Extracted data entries
++++

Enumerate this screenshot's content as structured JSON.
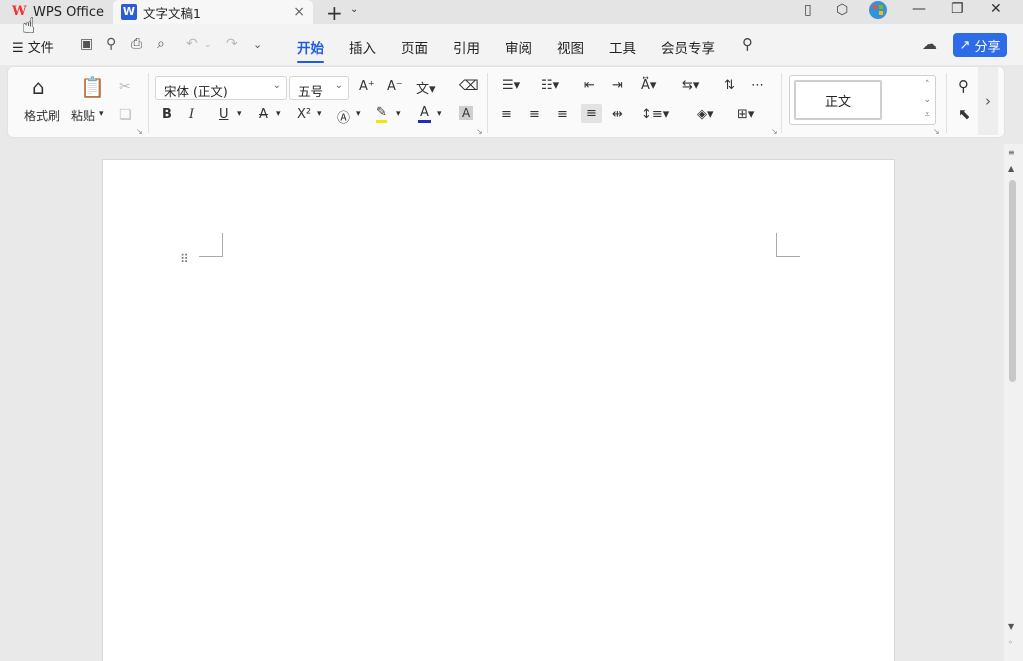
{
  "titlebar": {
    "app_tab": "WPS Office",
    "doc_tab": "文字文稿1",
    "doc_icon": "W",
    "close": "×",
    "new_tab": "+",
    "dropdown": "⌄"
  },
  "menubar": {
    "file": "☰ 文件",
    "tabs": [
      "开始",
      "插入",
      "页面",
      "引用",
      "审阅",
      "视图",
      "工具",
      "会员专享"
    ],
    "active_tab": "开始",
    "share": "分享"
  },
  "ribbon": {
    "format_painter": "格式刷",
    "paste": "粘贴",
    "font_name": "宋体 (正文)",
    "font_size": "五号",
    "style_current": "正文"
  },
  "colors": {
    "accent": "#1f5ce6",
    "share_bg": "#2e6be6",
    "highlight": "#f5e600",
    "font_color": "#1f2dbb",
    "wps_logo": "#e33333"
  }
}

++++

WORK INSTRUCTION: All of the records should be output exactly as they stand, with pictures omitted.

YOUR SOLUTION:
Enumerate this screenshot's content as structured JSON.
{
  "titlebar": {
    "app_tab": "WPS Office",
    "doc_tab": "文字文稿1",
    "doc_icon": "W",
    "close": "×",
    "new_tab": "+",
    "dropdown": "⌄"
  },
  "menubar": {
    "file": "☰ 文件",
    "tabs": [
      "开始",
      "插入",
      "页面",
      "引用",
      "审阅",
      "视图",
      "工具",
      "会员专享"
    ],
    "active_tab": "开始",
    "share": "分享"
  },
  "ribbon": {
    "format_painter": "格式刷",
    "paste": "粘贴",
    "font_name": "宋体 (正文)",
    "font_size": "五号",
    "style_current": "正文"
  },
  "colors": {
    "accent": "#1f5ce6",
    "share_bg": "#2e6be6",
    "highlight": "#f5e600",
    "font_color": "#1f2dbb",
    "wps_logo": "#e33333"
  }
}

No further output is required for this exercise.